Once World War II had finally ended, an engineer of Remington Arms named Merle Walker started to create a cheaper alternative to the popular Remington 30. His creation would become the Remington 721. This particular rifle model featured a cylindrical receiver that was constructed with a piece of cylindrical bar stock. A lathe could be used to turn the stock too, instead of using various milling operations to machine it. This method would ultimately lower the production costs of the weapon.
Also, the 721 contained a lot of smaller metal components that were stamped, like the bottom metal. However, the finishing of the stocks was not as impressive as it was with the older Remington models. Walker continued to develop upon the 721 bolt-action rifle a lot further, resulting in the Remington 722 and 725 models. In 1962, the Remington 700 would be born.

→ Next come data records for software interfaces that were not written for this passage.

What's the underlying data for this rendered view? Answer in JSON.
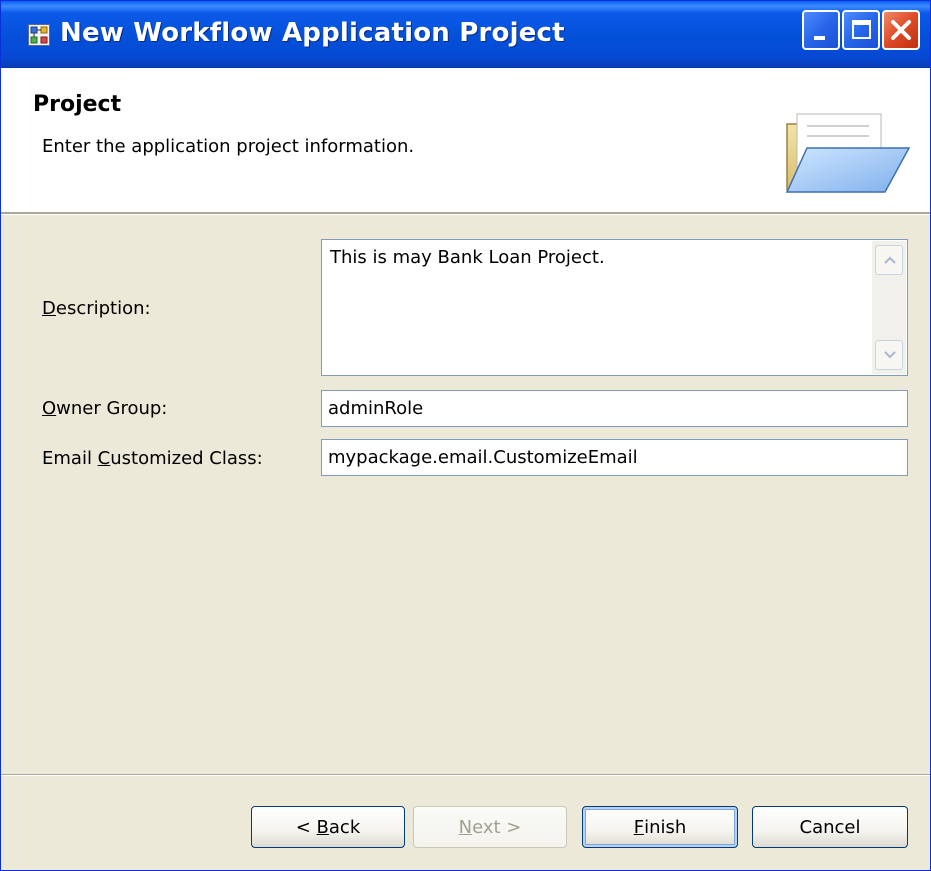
{
  "window": {
    "title": "New Workflow Application Project",
    "controls": [
      "minimize-icon",
      "maximize-icon",
      "close-icon"
    ]
  },
  "header": {
    "title": "Project",
    "description": "Enter the application project information.",
    "icon": "open-folder-icon"
  },
  "form": {
    "description": {
      "label_mnemonic": "D",
      "label_rest": "escription:",
      "value": "This is may Bank Loan Project."
    },
    "owner_group": {
      "label_mnemonic": "O",
      "label_rest": "wner Group:",
      "value": "adminRole"
    },
    "email_class": {
      "label_prefix": "Email ",
      "label_mnemonic": "C",
      "label_rest": "ustomized Class:",
      "value": "mypackage.email.CustomizeEmail"
    }
  },
  "buttons": {
    "back": {
      "prefix": "< ",
      "mnemonic": "B",
      "rest": "ack"
    },
    "next": {
      "mnemonic": "N",
      "rest": "ext >"
    },
    "finish": {
      "mnemonic": "F",
      "rest": "inish"
    },
    "cancel": {
      "label": "Cancel"
    }
  },
  "colors": {
    "titlebar": "#0450d8",
    "dialog_bg": "#ece9d8",
    "close_button": "#de4a26",
    "field_border": "#7f9db9"
  }
}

Walker wanted the rifles to be more accurate and the lock time to be faster. When the Remington 700 was finished, it was mass produced just like the Remington 721 was before. There were originally two versions of the Remington 700 produced by the company. There was the Remington BDL and Remington ADL, which had long-action rifles and short-action rifles available. This let users chamber cartridges that were different from each other.
By the year 1969, Remington Arms released numerous upgrades for the Model 700, such as a rear bolt shroud that was longer, better finishing for the stock, and a jeweled bolt. In 1973, Remington even produced versions of the Model 700 for left-handed shooters. This was their way of competing with another rifle for left-handed shooters, the Savage 110 model. Left-handed rifles had only been produced by Savage at the time, so it was big news when Remington started doing it too. More Model 700 versions were released shortly after, like the 700ti which had a titanium receiver, the CDL, and the 700SPS. The Model 700 had been mostly designed as a hunting rifle, but it still had the capability of being useful as a sniper rifle for police and military operations. In 1966, the U.S. Marine Corps ordered the M40 rifles for its troops. Twenty years later, the U.S. Army would begin using the M24 sniper rifle.
I had several posts about Mossberg 500/590 and was surprised by number of questions about this shotgun. First of all, I recommend checking infographic: Differences Between Remington 870 vs Mossberg 500 shotguns. It explains differences in controls and design. Mossberg 500/590 is a great and very popular shotgun. There are 10,000,000 of Mossberg 500/590 shotguns made to date.
So, this post is about the best and must have upgrades for Mossberg 500/590 shotguns.
Thanks to Choate Machine & Tool for the stock and forend for review. Thanks to Tommy Geraci, one of the blog readers for making this review!
Magpul SGA stock, MOE forend and accessories for Remington 870 shotgun quickly became extremely popular after their release in 2011. Magpul is a well known manufacturer of high-quality accessories and upgrades for firearms. Remington 870 line of products is not an exception. Remington 870 SGA stock and forend were that popular that Magpul released the same furniture set for Mossberg shotguns. Magpul Hunter 700 stock (for Remington 700 rifle) which was introduced later has the same design and features. Remington even introduced Remington 870 Magpul Edition with Magpul stock and forend. That means that most of the users of Magpul SGA stock and MOE forend for Remington 870 were more than happy.
Nice Remington 870 from KingstonRoadGunners from Remington 870 Forum: